He returned to Birmingham in 2017 with numbers that basically split his 2015 and 2016 results. For the Barons last year, he pitched his way to a 4.18 ERA and 1.32 WHIP over 146 1⁄3 innings while allowing 150 hits (.270 OBA) and 43 walks (7.0 BB%) while striking out 136 (22.1 K%). Despite the improvements, he fell off many prospect lists (including MLB Pipeline) and was left unprotected from last year’s Rule 5 draft, to the disgruntlement of Guerrero and many White Sox fans. However, he surprisingly went unclaimed.
The White Sox surprised many by leaving Guerrero, Spencer Adams, and Jordan Stephens in Birmingham to begin 2018. While Stephens excelled to start the year and was promoted relatively quickly, Adams and Guerrero both struggled out of the gate. Prior to his promotion on June 29, Guerrero has suffered through a rather unsightly season, with a 6.06 ERA and 1.58 ERA over 65 1⁄3 innings, allowing 84 hits (.315 OBA) and 19 walks (6.5 BB%) while striking out 58 (19.8 K%) Southern League hitters. A light switch seemed to turn on for Guerrero upon his promotion to Charlotte, as he pitched quite effectively despite working in a much more hitter-friendly ballpark. In his 65 innings for the Knights, his ERA and WHIP fell to 3.46 and 1.42 respectively after allowing just 64 hits (.251 OBA) and 28 walks (9.8 BB%) and inducing opponents to whiff 62 times (21.8 K%).

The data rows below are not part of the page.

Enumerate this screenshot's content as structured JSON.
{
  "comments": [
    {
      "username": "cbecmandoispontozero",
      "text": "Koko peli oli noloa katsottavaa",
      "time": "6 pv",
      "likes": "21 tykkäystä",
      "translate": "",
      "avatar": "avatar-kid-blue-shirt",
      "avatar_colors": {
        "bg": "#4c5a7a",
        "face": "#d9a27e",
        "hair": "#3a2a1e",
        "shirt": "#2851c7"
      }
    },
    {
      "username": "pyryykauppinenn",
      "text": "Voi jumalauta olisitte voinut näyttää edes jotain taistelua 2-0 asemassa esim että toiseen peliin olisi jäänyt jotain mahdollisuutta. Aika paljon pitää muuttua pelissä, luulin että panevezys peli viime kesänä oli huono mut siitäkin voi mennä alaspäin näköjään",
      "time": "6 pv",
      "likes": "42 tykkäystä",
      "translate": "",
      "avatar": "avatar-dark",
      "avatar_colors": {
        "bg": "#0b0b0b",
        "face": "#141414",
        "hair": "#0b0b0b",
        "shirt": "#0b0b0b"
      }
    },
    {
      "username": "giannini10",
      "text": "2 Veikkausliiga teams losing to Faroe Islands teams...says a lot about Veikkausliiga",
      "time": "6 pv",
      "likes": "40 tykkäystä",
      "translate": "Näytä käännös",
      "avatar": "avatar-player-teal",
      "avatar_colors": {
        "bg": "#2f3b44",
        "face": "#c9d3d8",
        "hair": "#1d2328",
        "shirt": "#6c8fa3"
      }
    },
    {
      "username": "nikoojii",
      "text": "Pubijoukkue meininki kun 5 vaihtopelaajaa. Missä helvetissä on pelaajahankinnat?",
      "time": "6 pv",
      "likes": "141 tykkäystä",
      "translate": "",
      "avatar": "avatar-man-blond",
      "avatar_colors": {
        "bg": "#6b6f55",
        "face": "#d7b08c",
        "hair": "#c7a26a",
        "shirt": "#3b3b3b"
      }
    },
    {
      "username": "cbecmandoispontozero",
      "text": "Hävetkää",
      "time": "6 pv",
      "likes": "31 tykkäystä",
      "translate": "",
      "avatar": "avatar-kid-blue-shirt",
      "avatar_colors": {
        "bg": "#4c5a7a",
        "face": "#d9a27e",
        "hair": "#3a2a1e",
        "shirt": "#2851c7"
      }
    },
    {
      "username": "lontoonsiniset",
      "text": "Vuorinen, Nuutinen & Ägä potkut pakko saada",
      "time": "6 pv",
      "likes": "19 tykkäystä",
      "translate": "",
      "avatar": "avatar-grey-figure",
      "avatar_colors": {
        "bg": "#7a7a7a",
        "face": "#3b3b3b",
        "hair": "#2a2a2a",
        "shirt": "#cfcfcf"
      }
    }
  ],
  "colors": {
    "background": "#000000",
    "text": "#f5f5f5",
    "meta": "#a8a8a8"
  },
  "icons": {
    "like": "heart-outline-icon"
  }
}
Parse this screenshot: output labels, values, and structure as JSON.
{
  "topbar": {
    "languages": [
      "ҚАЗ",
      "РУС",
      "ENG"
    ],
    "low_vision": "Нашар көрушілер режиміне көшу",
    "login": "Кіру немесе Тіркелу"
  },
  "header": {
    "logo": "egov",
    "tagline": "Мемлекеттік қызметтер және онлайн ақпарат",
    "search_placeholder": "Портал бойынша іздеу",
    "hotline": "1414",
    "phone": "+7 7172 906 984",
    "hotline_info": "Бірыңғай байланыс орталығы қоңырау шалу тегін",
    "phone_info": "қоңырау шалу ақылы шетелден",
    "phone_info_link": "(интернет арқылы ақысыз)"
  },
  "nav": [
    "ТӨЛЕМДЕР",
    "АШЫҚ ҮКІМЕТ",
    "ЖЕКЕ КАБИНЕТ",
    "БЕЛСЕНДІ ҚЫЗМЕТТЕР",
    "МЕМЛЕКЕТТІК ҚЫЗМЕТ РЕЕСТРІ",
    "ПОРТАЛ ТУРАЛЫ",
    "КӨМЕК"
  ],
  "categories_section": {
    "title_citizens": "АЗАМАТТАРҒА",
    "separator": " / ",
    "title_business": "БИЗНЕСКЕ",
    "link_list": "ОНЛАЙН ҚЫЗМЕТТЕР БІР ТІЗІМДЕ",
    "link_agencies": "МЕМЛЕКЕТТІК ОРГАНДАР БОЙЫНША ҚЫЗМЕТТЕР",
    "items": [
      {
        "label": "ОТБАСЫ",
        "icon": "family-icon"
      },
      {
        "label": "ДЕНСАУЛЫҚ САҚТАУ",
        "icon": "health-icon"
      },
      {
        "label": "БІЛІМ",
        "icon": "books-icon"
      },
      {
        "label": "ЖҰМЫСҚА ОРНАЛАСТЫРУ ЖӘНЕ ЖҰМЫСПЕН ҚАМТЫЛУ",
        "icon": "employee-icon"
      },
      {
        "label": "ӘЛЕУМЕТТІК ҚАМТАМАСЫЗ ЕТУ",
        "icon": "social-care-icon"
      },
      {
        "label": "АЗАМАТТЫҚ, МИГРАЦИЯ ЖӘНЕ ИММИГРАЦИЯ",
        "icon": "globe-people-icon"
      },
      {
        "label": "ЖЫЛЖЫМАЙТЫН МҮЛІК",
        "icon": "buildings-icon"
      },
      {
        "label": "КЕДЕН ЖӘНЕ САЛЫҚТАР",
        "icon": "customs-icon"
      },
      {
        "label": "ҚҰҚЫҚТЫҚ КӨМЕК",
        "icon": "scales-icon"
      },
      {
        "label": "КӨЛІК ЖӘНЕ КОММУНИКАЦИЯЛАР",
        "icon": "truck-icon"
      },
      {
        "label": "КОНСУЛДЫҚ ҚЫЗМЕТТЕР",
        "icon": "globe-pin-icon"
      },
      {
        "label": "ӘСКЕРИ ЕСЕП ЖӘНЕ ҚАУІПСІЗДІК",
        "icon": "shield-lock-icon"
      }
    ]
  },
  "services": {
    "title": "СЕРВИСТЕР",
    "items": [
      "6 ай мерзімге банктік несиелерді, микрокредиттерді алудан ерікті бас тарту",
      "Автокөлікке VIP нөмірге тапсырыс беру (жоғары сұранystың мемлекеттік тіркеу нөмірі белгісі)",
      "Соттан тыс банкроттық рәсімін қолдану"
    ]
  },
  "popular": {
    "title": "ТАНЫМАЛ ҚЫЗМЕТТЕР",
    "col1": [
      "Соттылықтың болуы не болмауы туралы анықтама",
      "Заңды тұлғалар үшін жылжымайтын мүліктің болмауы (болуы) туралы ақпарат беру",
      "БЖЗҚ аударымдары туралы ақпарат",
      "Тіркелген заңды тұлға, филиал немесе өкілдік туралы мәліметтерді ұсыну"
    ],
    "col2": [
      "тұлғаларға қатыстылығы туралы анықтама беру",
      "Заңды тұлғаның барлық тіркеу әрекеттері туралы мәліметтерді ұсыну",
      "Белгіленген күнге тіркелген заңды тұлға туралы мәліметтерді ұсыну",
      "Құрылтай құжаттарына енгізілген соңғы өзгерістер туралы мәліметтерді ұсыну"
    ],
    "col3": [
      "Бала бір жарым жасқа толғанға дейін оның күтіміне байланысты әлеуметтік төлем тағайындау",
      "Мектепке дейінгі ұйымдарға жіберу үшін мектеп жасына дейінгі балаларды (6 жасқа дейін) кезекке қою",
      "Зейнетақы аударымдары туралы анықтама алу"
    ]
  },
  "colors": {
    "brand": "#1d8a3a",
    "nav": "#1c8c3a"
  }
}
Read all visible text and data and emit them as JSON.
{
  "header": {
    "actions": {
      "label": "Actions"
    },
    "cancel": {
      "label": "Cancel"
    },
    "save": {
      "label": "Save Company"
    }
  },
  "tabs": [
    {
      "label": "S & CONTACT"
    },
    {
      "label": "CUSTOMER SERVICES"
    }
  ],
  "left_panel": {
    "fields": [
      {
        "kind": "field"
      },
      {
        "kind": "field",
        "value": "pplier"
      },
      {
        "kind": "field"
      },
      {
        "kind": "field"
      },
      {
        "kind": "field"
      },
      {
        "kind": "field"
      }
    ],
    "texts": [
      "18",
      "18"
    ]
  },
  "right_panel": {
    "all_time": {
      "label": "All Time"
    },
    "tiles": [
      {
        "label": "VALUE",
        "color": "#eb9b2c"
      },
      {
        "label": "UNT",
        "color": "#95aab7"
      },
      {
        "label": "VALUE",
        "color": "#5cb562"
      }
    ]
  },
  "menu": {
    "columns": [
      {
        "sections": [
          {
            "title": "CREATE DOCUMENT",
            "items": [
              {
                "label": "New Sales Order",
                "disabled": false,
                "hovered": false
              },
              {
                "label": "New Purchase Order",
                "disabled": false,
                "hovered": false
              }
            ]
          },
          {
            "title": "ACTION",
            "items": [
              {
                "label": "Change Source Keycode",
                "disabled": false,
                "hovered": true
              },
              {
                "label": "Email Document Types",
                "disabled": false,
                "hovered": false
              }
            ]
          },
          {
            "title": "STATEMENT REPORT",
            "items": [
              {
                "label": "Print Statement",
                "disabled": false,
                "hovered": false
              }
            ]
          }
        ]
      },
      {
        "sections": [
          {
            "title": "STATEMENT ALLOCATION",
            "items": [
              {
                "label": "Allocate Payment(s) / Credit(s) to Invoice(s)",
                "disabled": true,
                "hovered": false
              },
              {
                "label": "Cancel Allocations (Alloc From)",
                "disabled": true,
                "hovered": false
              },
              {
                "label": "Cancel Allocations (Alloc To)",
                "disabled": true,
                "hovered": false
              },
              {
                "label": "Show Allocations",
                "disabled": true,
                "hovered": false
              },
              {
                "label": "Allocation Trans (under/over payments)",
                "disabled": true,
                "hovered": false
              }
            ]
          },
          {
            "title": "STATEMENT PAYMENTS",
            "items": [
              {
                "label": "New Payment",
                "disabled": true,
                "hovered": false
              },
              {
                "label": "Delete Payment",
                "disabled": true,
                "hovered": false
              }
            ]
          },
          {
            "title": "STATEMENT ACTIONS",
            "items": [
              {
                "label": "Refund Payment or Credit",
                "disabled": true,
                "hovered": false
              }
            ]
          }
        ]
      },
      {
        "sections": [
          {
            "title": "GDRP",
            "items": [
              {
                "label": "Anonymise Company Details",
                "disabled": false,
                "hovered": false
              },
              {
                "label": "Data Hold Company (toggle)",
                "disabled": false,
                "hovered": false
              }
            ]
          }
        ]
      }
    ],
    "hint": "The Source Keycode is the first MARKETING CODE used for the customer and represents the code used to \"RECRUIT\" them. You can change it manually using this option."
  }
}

Guerrero, who is 24 and is now listed at 195 pounds, has a fastball that can run up to 94 according to FanGraphs, but typically runs in the lower 90s. His changeup is considered by most scouts to be his best pitch — some sites, like FanGraphs, grade it as 60. Guerrero gets in trouble sometimes by living exclusively with the change, which typically works best as a secondary pitch if there’s a big enough disparity between it and the fastball. A third pitch for Guerrero is a curveball, which is average at best, but has hittable slurvy action at its worst. His fourth pitch is a slider, which he’s deployed much more during the past couple of years. Over the course of his career, righties have only hit Guerrero slightly better than lefties; however, while his change works well against righties, Guerrero doesn’t have a consistent out pitch against lefties, as his slider and curve are still works in progress.
With only three starters locked into the rotation of the 2019 White Sox rotation (Carlos Rodon, Lucas Giolito, Reynaldo Lopez), Guerrero should be in the mix for the back end, depending upon offseason trades or free agent acquisitions. The White Sox likely will acquire at least one veteran to fill one of those spots. For the final spot, it could come down to Guerrero, Adams, or Stephens. All three of them are eligible for the Rule 5 Draft this year, so we may get a clue as to the White Sox’s preference once the protected lists come out.
As of right now, I’d give Stephens the nod because of his age; however, the battle to make it to the big leagues may largely depend upon who has the best spring training of the three. It may be difficult for Guerrero to crack the 2019 Opening Day roster as a reliever, since three other southpaws are near-locks to begin the season with the White Sox: Jace Fry, Aaron Bummer, and Caleb Frare. Based on his career minor league WHIP of 1.35 and ERA of 4.09, Guerrero’s ceiling is that of a back-end starter, while his floor is that of a long reliever. A reasonable comp is current Sox southpaw Hector Santiago, whom Guerrero could supplant as next year’s swing man/spot starter.